Discovery may lead to faster, more powerful processors

Welcome to Self-Perfection by Liquefaction

Researchers at Princeton University this week reported that they have found a way to literally melt away miniscule defects in computer chips, a discovery that could help manufacturers build more powerful processors.

As chips get smaller and smaller, tiny defects in shapes, lines and dots that are etched into them can ruin performance. If the nanostructures aren't straight, thin and tall in integrated circuits, for example, it could cause current leakage and voltage fluctuation.

"These chip defects pose serious roadblocks to future advances in many industries," said Stephen Chou, Princeton's Joseph C. Elgin Professor of Engineering, in a statement. Chou worked with graduate student Qiangfei Xia on the research project.

By getting rid of the tiny flaws, chip makers could create even smaller and more powerful processors, which, in turn, could mean smaller and more powerful devices.

Chou and Xia's effort did not focus on finding ways to create chips with no flaws, but on ways to automatically erasing existing ones. The process, which the inventors call Self-Perfection by Liquefaction, is designed to melt the structures on the chip in a fraction of a millionth of a second -- just long enough for the resulting flow of liquid to be guided so it re-solidifies into the proper shapes, according to a university document.

The researchers use a pulse of light from a laser similar to the ones used in laser eye surgery, because it heats only a thin top layer of the flawed structures, which are made of semiconductors and metals, and causes no damage to whatever is beneath it. They designed the pulse so it melts only semiconductor and metal materials and leaves other parts of the chip untouched, the university reported.

Chou also noted that he placed a thin quartz plate on top of the melting structures to guide the liquid flow. The plate prevents the molten structure from widening, while keeping its top flat and sides vertical. In one experiment, it made the edges of 70 nanometer-wide chromium lines more than five times smoother, according to Chou.

"We are able to achieve a precision and improvement far beyond what was previously thought achievable," said Chou. "What we propose... is a paradigm shift. Rather than struggle to improve fabrication methods, we could simply fix the defects after fabrication. And fixing the defects could be automatic -- a process of self-perfection."

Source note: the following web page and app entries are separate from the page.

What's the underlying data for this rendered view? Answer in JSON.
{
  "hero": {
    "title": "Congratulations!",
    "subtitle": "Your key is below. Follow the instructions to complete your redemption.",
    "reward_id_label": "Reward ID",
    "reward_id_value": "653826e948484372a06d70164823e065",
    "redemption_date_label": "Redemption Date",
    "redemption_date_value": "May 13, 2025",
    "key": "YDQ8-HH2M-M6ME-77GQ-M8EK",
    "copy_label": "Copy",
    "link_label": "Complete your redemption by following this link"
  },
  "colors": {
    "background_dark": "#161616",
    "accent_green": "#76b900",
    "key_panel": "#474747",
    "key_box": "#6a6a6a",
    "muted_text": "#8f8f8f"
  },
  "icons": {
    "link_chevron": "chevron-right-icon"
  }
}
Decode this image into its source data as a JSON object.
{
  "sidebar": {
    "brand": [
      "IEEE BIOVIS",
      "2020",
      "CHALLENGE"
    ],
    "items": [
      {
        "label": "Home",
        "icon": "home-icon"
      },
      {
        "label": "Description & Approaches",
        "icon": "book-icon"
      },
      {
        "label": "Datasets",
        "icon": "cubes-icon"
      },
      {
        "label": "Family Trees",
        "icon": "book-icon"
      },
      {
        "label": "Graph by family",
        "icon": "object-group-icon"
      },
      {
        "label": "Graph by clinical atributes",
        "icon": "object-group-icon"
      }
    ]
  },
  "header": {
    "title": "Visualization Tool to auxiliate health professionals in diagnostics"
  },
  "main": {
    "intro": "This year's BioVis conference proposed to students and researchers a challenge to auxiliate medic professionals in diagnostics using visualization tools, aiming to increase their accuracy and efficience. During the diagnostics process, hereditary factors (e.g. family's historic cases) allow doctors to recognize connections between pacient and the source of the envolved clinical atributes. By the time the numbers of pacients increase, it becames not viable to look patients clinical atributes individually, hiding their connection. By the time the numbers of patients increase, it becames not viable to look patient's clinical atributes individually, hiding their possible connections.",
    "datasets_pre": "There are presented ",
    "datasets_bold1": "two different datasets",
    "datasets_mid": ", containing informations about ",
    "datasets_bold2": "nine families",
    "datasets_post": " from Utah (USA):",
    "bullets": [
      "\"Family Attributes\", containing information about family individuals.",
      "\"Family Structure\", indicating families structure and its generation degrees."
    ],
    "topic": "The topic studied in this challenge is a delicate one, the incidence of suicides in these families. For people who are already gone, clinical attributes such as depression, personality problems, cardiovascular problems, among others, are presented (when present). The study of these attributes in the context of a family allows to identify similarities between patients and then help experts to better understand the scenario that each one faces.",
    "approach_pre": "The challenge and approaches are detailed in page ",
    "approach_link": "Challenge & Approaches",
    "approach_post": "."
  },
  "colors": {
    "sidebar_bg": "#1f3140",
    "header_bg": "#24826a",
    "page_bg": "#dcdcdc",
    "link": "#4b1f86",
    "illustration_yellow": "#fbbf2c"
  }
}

The next step for the Princeton researchers will be to try out this new technique on 8-in. wafers, the university reported.

The research was published in the May 4 issue of Nature Nanotechnology.

Join the newsletter!

Or

Sign up to gain exclusive access to email subscriptions, event invitations, competitions, giveaways, and much more.

Membership is free, and your security and privacy remain protected. View our privacy policy before signing up.

Error: Please check your email address.
Keep up with the latest tech news, reviews and previews by subscribing to the Good Gear Guide newsletter.

Sharon Gaudin

Computerworld
Show Comments

Brand Post

Most Popular Reviews

Latest Articles

Resources

PCW Evaluation Team

Luke Hill

MSI GT75 TITAN

I need power and lots of it. As a Front End Web developer anything less just won’t cut it which is why the MSI GT75 is an outstanding laptop for me. It’s a sleek and futuristic looking, high quality, beast that has a touch of sci-fi flare about it.

Emily Tyson

MSI GE63 Raider

If you’re looking to invest in your next work horse laptop for work or home use, you can’t go wrong with the MSI GE63.

Laura Johnston

MSI GS65 Stealth Thin

If you can afford the price tag, it is well worth the money. It out performs any other laptop I have tried for gaming, and the transportable design and incredible display also make it ideal for work.

Andrew Teoh

Brother MFC-L9570CDW Multifunction Printer

Touch screen visibility and operation was great and easy to navigate. Each menu and sub-menu was in an understandable order and category

Louise Coady

Brother MFC-L9570CDW Multifunction Printer

The printer was convenient, produced clear and vibrant images and was very easy to use

Edwina Hargreaves

WD My Cloud Home

I would recommend this device for families and small businesses who want one safe place to store all their important digital content and a way to easily share it with friends, family, business partners, or customers.

Featured Content

Product Launch Showcase

Latest Jobs

Don’t have an account? Sign up here

Don't have an account? Sign up now

Forgot password?